[[ Data supplied open ]]

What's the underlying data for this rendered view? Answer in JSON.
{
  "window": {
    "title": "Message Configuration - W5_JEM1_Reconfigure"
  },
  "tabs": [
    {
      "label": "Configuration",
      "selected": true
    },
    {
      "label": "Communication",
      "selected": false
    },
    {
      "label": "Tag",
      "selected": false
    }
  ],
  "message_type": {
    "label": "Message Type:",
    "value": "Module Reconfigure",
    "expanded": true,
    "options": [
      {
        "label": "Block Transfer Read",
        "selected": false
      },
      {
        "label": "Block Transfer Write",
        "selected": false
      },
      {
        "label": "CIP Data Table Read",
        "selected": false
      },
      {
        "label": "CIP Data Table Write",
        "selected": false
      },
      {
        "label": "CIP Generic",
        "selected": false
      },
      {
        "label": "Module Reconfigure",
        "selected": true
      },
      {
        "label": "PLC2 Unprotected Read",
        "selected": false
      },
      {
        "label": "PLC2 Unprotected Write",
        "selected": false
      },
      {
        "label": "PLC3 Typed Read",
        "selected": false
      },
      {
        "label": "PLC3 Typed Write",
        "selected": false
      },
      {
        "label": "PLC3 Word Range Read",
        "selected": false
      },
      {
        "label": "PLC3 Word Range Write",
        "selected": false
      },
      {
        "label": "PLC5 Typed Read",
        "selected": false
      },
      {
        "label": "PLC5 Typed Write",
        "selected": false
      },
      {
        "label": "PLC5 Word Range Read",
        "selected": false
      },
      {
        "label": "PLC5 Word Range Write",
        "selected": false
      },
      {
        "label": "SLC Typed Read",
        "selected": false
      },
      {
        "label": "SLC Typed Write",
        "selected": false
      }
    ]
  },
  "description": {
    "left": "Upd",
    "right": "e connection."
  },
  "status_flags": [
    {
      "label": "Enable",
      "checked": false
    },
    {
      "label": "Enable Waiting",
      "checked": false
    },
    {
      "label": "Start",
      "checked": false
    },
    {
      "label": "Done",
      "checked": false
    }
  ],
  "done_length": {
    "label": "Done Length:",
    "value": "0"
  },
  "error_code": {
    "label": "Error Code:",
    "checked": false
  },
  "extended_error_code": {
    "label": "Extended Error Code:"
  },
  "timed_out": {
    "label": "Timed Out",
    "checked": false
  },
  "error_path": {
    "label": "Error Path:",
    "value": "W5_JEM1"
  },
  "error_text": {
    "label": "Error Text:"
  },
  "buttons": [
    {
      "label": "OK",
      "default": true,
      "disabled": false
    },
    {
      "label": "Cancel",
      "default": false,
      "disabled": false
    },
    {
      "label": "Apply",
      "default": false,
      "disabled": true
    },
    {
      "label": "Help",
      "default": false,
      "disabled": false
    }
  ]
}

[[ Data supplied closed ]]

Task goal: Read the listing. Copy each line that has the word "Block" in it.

Result of this exercise:
        "label": "Block Transfer Read",
        "label": "Block Transfer Write",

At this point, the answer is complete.